The Mayo Clinic claims that increasing your muscle mass can also aid in accelerating your metabolism—the rate at which your body burns calories.
According to the Mayo Clinic, lifting weights puts stress on your bones. Although it may seem harmful, this can actually increase bone density, lowering your risk of developing diseases like osteoporosis.
Dumbbell Rear Delt Fly Mistakes
Bringing Your Arms Backwards
Many weightlifters bring the dumbbells back in a diagonal motion toward their buttocks as opposed to raising their arms in a lateral motion. Rather than engaging your rear delts, this movement engages your back muscles.
Keep the dumbbells moving outward on a lateral plane to work your shoulders in order to correct this error.
Completing Partial Reps
It may be tempting to pick up a pair of heavy dumbbells when performing the dumbbell rear delt fly. The body’s strongest muscles are not the rear delts, though. If you lift too much weight, you’ll only be able to complete some reps.
Using too much weight reduces the exercise’s advantages and increases the chance of injury. To maximize your deltoid contraction on each rep, use lighter weight and complete all sets.
Bending Your Arms Too Much
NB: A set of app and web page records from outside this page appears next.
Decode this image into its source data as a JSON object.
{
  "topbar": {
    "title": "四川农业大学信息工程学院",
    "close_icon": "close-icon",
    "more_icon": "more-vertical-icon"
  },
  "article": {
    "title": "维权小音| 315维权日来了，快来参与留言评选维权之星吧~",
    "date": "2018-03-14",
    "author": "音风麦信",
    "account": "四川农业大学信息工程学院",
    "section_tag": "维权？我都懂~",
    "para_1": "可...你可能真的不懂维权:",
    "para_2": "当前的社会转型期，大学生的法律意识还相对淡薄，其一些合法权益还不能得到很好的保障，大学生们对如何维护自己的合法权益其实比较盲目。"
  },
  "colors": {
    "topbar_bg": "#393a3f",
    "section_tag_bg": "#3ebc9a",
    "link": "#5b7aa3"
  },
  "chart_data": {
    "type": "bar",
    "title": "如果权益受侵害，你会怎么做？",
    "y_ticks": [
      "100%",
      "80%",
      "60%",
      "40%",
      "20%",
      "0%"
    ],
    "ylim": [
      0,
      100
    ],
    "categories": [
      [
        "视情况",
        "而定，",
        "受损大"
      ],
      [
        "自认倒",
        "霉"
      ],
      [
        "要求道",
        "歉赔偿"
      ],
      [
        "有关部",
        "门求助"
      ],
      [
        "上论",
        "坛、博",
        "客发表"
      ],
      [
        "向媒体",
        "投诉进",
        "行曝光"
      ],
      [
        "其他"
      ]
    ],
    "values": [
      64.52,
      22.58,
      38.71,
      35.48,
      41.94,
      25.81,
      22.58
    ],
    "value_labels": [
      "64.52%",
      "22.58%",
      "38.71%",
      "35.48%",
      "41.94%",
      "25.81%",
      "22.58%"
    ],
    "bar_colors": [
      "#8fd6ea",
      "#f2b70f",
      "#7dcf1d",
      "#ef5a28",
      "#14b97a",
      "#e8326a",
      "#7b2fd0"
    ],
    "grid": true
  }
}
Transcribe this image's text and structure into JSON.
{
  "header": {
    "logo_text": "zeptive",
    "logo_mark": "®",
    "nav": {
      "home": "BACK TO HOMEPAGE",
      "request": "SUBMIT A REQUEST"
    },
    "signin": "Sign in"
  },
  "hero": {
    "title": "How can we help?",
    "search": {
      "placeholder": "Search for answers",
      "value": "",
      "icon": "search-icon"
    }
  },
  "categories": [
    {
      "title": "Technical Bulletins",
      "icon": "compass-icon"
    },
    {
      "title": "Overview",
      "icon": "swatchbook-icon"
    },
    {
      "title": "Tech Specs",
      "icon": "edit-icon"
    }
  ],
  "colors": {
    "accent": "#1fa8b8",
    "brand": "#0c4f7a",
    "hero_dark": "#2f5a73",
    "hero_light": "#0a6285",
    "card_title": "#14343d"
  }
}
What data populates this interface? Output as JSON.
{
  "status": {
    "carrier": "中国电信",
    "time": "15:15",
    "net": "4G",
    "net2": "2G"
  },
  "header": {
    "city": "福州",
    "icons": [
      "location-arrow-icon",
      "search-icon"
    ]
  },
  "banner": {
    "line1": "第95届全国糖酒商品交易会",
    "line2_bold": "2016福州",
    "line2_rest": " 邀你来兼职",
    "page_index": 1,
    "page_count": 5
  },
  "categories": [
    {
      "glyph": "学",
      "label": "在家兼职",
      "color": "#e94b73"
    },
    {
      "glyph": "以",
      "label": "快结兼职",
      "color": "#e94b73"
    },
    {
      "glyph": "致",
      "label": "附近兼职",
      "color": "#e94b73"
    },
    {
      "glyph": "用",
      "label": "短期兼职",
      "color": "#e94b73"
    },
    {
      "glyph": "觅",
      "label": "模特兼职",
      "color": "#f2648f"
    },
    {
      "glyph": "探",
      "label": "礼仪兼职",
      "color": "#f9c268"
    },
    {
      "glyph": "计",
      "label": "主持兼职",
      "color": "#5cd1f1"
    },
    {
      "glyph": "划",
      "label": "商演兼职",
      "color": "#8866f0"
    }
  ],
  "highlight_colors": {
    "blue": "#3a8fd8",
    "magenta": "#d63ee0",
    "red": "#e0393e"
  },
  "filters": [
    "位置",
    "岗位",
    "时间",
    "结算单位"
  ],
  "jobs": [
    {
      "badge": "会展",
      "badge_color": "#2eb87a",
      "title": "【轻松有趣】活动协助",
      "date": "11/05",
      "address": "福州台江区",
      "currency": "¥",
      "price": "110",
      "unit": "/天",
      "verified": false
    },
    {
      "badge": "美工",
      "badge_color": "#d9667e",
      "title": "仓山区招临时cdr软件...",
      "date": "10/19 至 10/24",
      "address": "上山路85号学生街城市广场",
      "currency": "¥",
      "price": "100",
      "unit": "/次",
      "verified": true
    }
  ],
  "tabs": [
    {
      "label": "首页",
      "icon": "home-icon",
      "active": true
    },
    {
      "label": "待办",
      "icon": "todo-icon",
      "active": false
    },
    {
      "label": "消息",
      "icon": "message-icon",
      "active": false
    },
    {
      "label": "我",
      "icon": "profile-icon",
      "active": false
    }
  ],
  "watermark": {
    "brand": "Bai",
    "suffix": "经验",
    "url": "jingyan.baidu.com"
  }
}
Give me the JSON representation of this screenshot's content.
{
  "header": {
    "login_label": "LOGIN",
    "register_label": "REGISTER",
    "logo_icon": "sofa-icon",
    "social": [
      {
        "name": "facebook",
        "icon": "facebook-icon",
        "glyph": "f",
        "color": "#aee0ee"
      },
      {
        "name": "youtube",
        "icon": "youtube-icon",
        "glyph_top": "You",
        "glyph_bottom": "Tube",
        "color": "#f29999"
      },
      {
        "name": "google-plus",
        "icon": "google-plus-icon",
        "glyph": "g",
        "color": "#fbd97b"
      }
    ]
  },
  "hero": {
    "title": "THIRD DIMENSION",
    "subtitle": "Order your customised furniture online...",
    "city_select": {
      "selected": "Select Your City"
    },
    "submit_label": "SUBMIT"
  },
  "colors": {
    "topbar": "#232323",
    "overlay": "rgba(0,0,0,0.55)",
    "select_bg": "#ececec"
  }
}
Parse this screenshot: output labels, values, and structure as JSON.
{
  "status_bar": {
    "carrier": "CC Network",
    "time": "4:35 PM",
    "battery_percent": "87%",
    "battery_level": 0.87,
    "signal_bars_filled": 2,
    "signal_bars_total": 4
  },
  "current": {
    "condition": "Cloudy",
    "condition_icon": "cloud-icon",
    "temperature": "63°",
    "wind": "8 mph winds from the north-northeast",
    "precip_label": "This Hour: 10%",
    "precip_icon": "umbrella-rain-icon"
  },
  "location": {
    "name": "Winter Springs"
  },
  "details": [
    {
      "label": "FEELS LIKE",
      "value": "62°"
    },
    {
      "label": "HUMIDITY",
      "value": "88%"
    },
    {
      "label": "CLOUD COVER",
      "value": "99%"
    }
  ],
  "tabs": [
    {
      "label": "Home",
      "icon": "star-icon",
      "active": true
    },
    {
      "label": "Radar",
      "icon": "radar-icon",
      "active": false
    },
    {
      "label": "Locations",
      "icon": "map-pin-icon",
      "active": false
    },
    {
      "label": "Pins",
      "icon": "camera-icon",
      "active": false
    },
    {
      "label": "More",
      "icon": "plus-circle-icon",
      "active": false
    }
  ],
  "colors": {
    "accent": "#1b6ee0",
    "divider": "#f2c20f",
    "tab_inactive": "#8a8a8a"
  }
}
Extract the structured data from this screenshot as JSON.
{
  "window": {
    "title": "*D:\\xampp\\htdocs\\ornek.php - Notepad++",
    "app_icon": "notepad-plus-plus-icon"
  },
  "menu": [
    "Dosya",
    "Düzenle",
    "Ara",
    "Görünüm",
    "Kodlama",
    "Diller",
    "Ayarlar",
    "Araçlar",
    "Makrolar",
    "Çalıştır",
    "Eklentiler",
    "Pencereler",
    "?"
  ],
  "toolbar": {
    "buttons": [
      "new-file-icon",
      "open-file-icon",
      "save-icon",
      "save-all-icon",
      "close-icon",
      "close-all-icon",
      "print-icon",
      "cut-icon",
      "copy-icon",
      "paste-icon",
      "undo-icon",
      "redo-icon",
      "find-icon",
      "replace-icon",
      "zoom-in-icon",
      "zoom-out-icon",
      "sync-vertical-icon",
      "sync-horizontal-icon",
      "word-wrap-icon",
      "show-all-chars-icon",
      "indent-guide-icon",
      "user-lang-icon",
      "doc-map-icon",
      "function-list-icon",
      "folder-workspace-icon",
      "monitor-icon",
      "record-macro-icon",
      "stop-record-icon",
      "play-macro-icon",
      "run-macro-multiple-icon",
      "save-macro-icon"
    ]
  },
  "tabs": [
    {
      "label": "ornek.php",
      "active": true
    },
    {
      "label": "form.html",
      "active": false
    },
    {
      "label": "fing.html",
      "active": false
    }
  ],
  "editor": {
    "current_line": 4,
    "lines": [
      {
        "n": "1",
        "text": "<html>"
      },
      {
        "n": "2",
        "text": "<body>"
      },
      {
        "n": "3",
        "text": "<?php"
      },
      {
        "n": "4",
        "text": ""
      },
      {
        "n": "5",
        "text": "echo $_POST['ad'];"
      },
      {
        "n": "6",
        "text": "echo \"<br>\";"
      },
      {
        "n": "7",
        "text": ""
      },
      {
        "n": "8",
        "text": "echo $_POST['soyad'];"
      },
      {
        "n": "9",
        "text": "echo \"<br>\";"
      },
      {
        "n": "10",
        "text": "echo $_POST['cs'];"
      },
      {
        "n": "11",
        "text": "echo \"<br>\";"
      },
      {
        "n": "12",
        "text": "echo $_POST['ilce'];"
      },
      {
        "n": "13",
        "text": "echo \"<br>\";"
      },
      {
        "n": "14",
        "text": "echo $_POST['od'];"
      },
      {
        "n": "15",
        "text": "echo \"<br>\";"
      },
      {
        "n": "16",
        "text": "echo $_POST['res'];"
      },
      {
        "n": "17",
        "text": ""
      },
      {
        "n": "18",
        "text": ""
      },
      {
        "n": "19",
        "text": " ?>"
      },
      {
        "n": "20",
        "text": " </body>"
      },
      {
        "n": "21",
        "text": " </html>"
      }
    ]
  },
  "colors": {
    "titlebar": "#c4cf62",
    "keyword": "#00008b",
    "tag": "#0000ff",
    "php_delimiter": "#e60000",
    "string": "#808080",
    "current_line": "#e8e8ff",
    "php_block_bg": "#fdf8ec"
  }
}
While we do want to maintain a slight bend in our arms during the dumbbell rear delt fly, bending your arms too much will convert the exercise into a dumbbell row. We want to focus on the shoulders in this exercise, even though the upper back muscles will contract to stabilize the motion.
As a result, endeavor to maintain a relatively straight arm position throughout each rep.
The Bottom Line: An Effective Exercise
Targeting your deltoid muscles with a rear delt fly is good exercise. Although it engages many muscles in the upper body, it primarily focuses on the shoulder muscles. Incorporating upper body muscles not only enhances performance in the gym but also enhances the quality of life by simplifying routine daily motions.
Whether you want to change up your boring upper-body routine or are trying to become a bodybuilder, this exercise can be incorporated into anyone’s workout regimen.
Your dreams and goals will become a reality the moment you start using the rear delt fly or any of the variations you have learned about above.